In a recent article in The Chronicle of Higher Education, I made a case to my colleagues in the STEM fields that we need to stand up for the arts and humanities. It’s not that I think those colleagues do not value the arts and humanities; on the contrary, I know that the vast majority of them do. Indeed, most of the scientists and mathematicians of my acquaintance are themselves well-educated in the humanities and understand the importance of those disciplines to placing our own within the broader context of human experience. But we need to do more than just understand. We need to speak up.
The line between the sciences and the humanities is blurry at best, and allowing short-sighted politicians to starve the humanities in the name of fiscal responsibility is dangerous to us as well as to them. The habits of mind we seek to develop in students – intellectual curiosity, thoughtful analysis, an ability to withhold judgment – must be developed from many angles to be maximally effective. Put another way, our students need to study the humanities in order to achieve the level of intellectual maturity necessary to succeed in STEM (or, for that matter, anything else). Beyond that, the humanities frame our understanding of the world and grant us access to experiences we have never had ourselves – a critical thing for scientists, surely.
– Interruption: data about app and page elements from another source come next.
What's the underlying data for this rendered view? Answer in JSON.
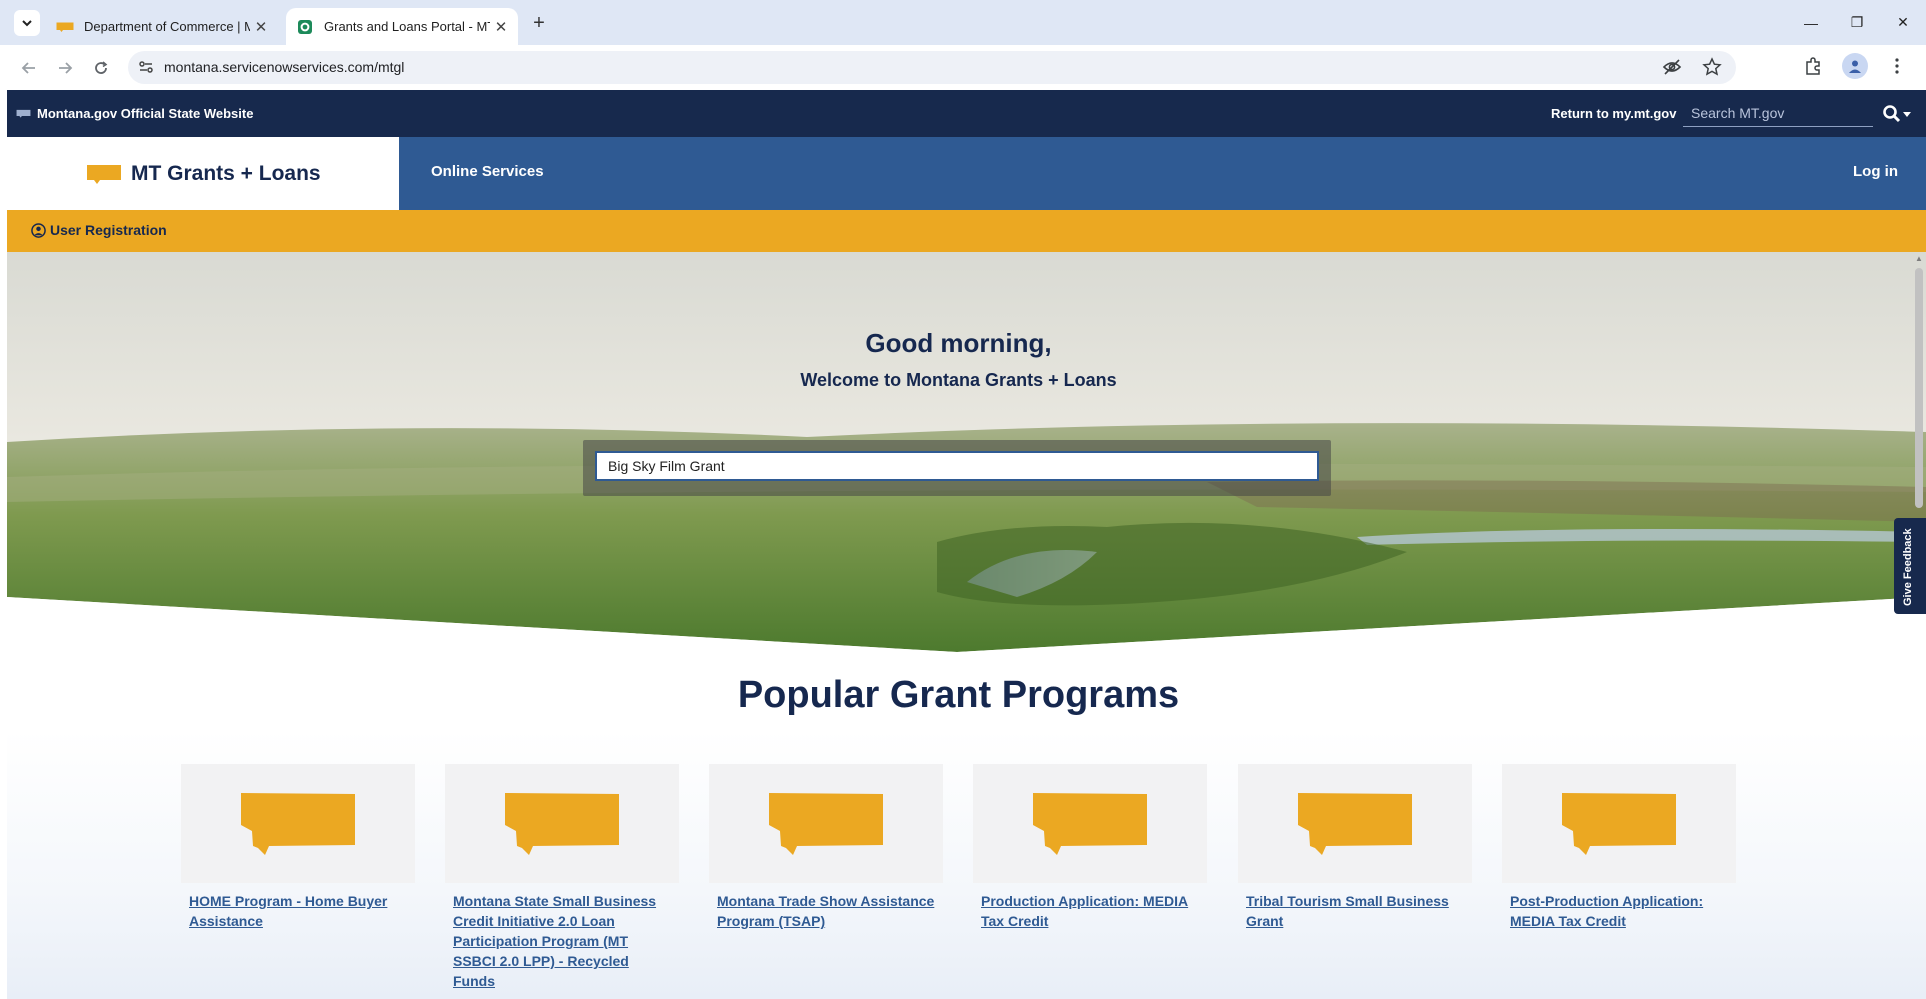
{
  "browser": {
    "tabs": [
      {
        "title": "Department of Commerce | Mo",
        "active": false
      },
      {
        "title": "Grants and Loans Portal - MT G",
        "active": true
      }
    ],
    "url": "montana.servicenowservices.com/mtgl"
  },
  "gov_bar": {
    "label": "Montana.gov Official State Website",
    "return_link": "Return to my.mt.gov",
    "search_placeholder": "Search MT.gov"
  },
  "nav": {
    "brand": "MT Grants + Loans",
    "online_services": "Online Services",
    "login": "Log in"
  },
  "registration": {
    "label": "User Registration"
  },
  "hero": {
    "greeting": "Good morning,",
    "welcome": "Welcome to Montana Grants + Loans",
    "search_value": "Big Sky Film Grant"
  },
  "feedback": {
    "label": "Give Feedback"
  },
  "popular": {
    "title": "Popular Grant Programs",
    "cards": [
      {
        "title": "HOME Program - Home Buyer Assistance"
      },
      {
        "title": "Montana State Small Business Credit Initiative 2.0 Loan Participation Program (MT SSBCI 2.0 LPP) - Recycled Funds"
      },
      {
        "title": "Montana Trade Show Assistance Program (TSAP)"
      },
      {
        "title": "Production Application: MEDIA Tax Credit"
      },
      {
        "title": "Tribal Tourism Small Business Grant"
      },
      {
        "title": "Post-Production Application: MEDIA Tax Credit"
      }
    ]
  },
  "colors": {
    "navy": "#17294d",
    "blue": "#2f5a93",
    "gold": "#eba822"
  },
  "icons": {
    "card_image": "montana-state-icon",
    "brand": "montana-state-icon"
  }
}
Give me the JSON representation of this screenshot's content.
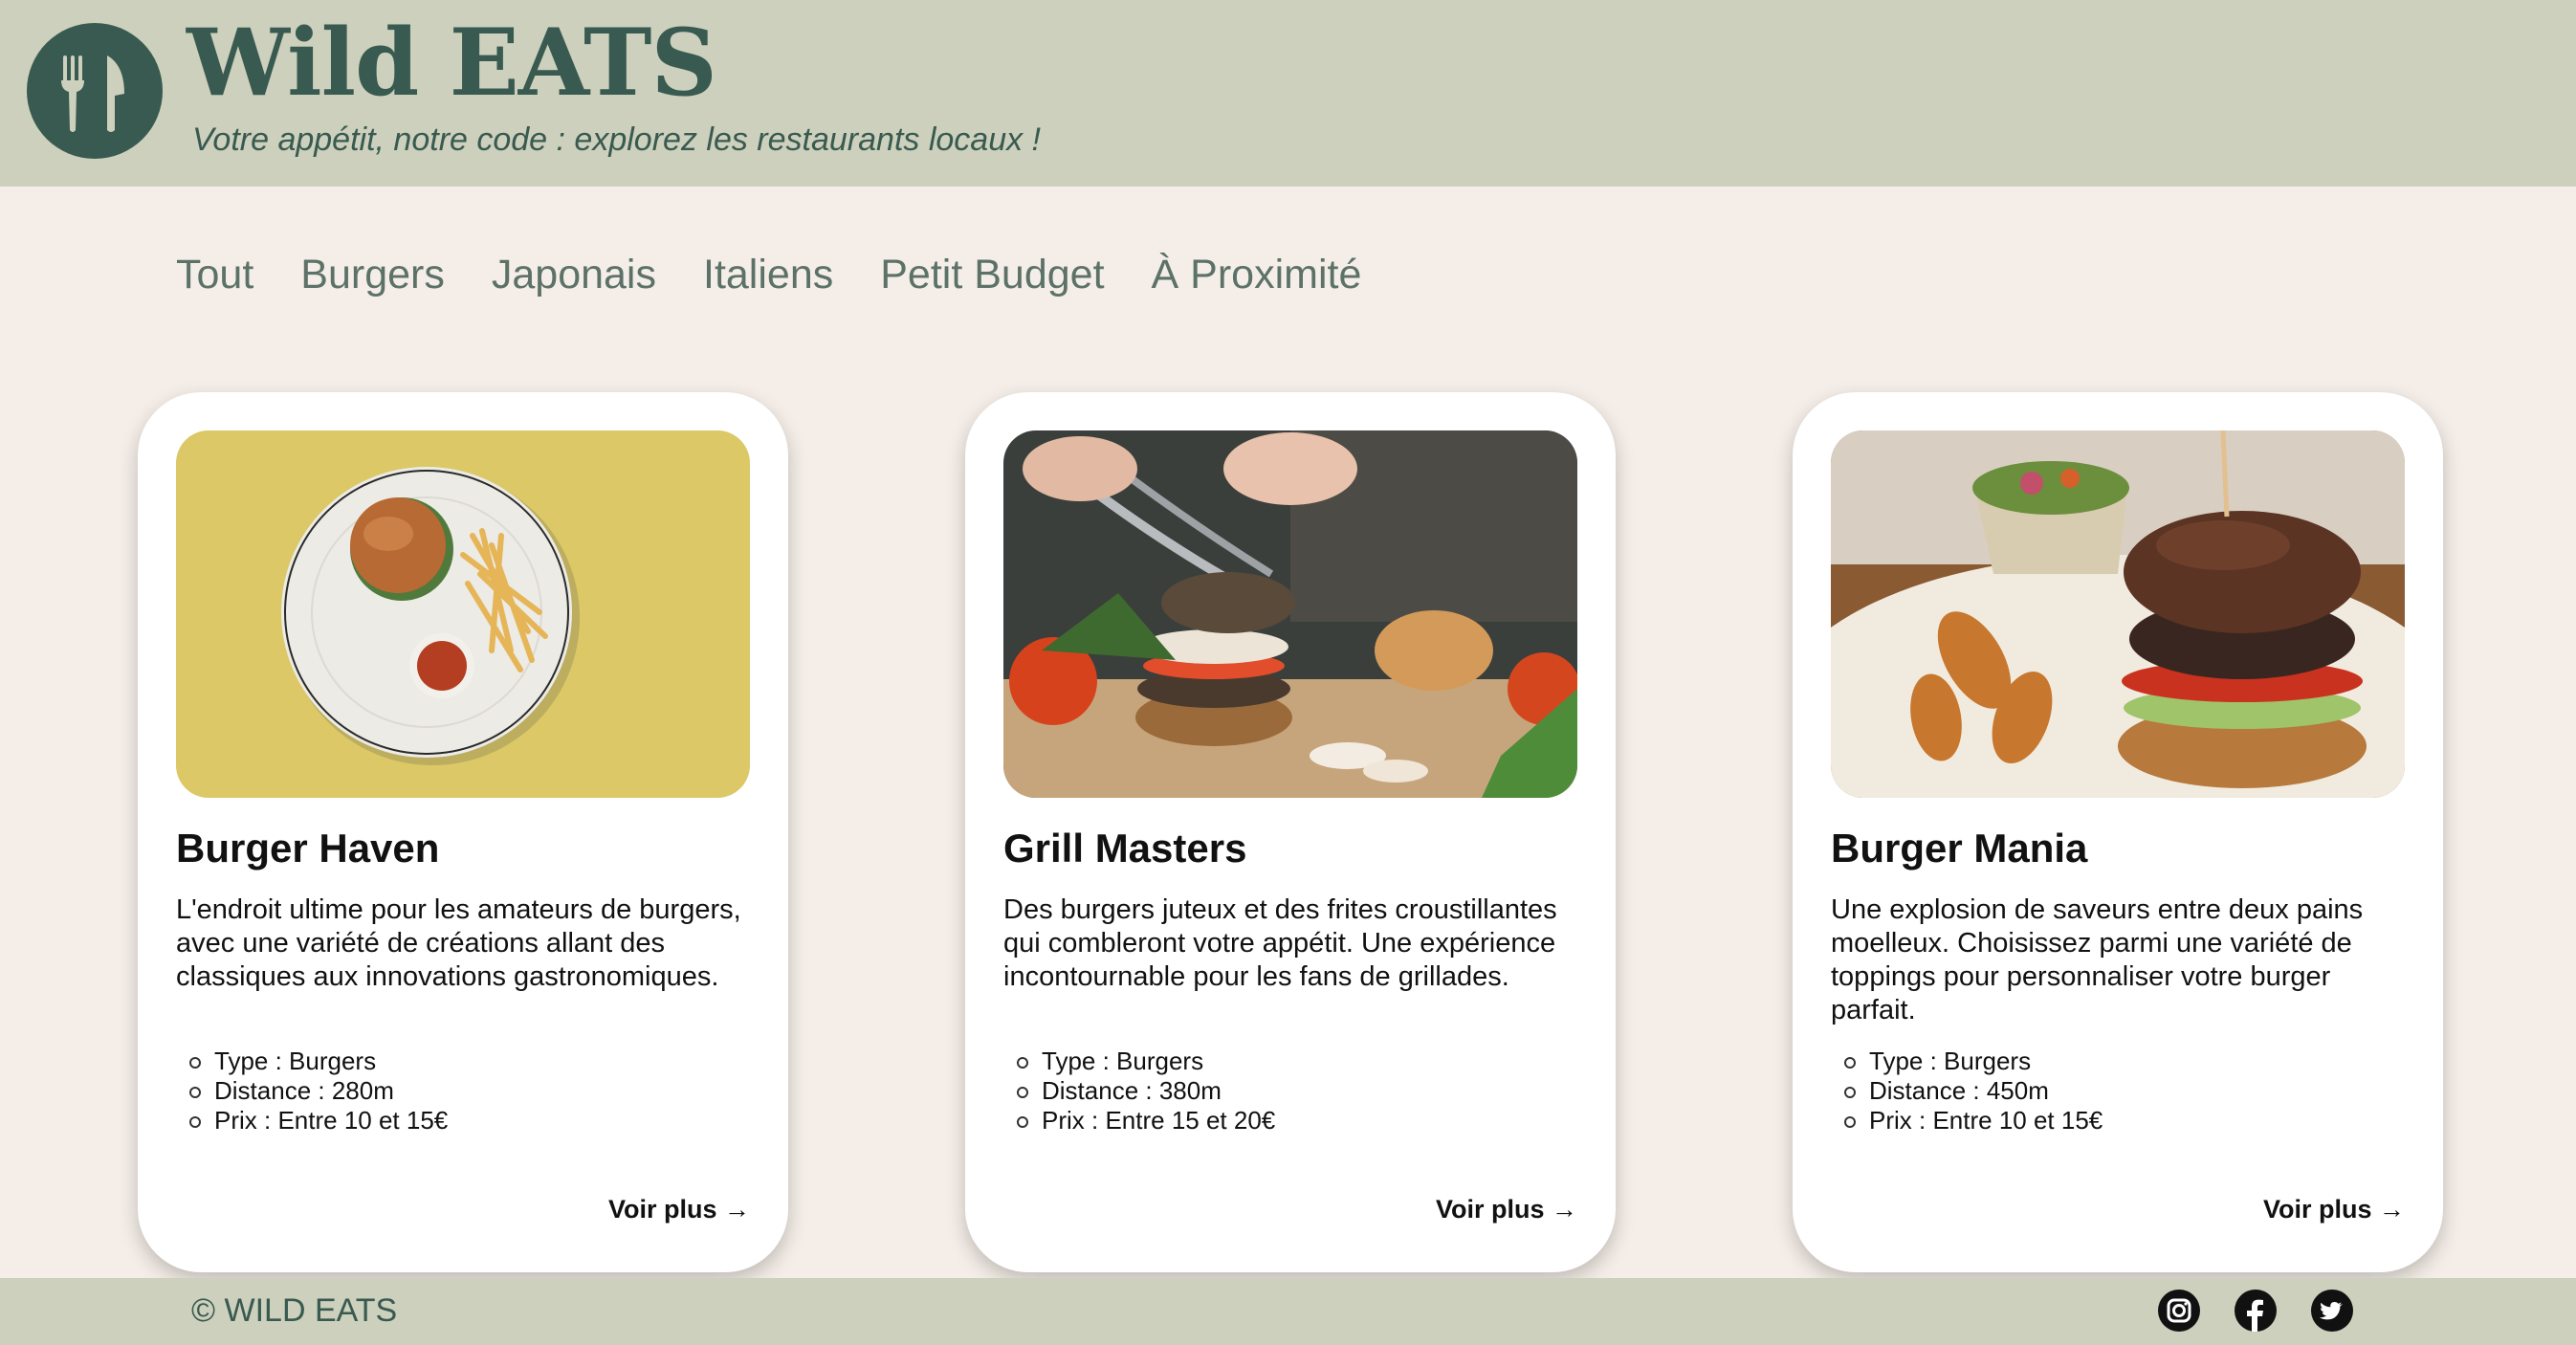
{
  "header": {
    "logo_icon": "fork-knife-icon",
    "brand": "Wild EATS",
    "tagline": "Votre appétit, notre code : explorez les restaurants locaux !"
  },
  "nav": {
    "items": [
      "Tout",
      "Burgers",
      "Japonais",
      "Italiens",
      "Petit Budget",
      "À Proximité"
    ]
  },
  "cards": [
    {
      "title": "Burger Haven",
      "description": "L'endroit ultime pour les amateurs de burgers, avec une variété de créations allant des classiques aux innovations gastronomiques.",
      "type": "Type : Burgers",
      "distance": "Distance : 280m",
      "price": "Prix : Entre 10 et 15€",
      "more": "Voir plus →"
    },
    {
      "title": "Grill Masters",
      "description": "Des burgers juteux et des frites croustillantes qui combleront votre appétit. Une expérience incontournable pour les fans de grillades.",
      "type": "Type : Burgers",
      "distance": "Distance : 380m",
      "price": "Prix : Entre 15 et 20€",
      "more": "Voir plus →"
    },
    {
      "title": "Burger Mania",
      "description": "Une explosion de saveurs entre deux pains moelleux. Choisissez parmi une variété de toppings pour personnaliser votre burger parfait.",
      "type": "Type : Burgers",
      "distance": "Distance : 450m",
      "price": "Prix : Entre 10 et 15€",
      "more": "Voir plus →"
    }
  ],
  "footer": {
    "copyright": "© WILD EATS",
    "social_icons": [
      "instagram-icon",
      "facebook-icon",
      "twitter-icon"
    ]
  },
  "colors": {
    "header_bg": "#ccd0bc",
    "page_bg": "#f5eee8",
    "brand_green": "#395a50",
    "nav_text": "#5c7268"
  }
}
Indeed, it is difficult to imagine the trajectory of science over the last 150 years without the influence of Jules Verne, to name one notable example. At least as important are the ethical questions raised by the likes of Mary Shelley, H. G. Wells, and George Orwell. Ideally, an understanding of historical context informs our cultural conversation about such questions; when no such understanding exists, the conversation suffers or even dies.
Decades of research have shown a positive correlation between arts education and learning in STEM fields. Generations of worried STEM faculty have warned of the dangers of over-specialization. Of course, their influence on the sciences is not the only reason to support the arts and humanities; far from it. But the damage to STEM education that would be, and is being, caused by cuts to arts and humanities programs cannot be ignored. My plea to my STEM colleagues is, therefore, exactly that: stop ignoring it. Speak up.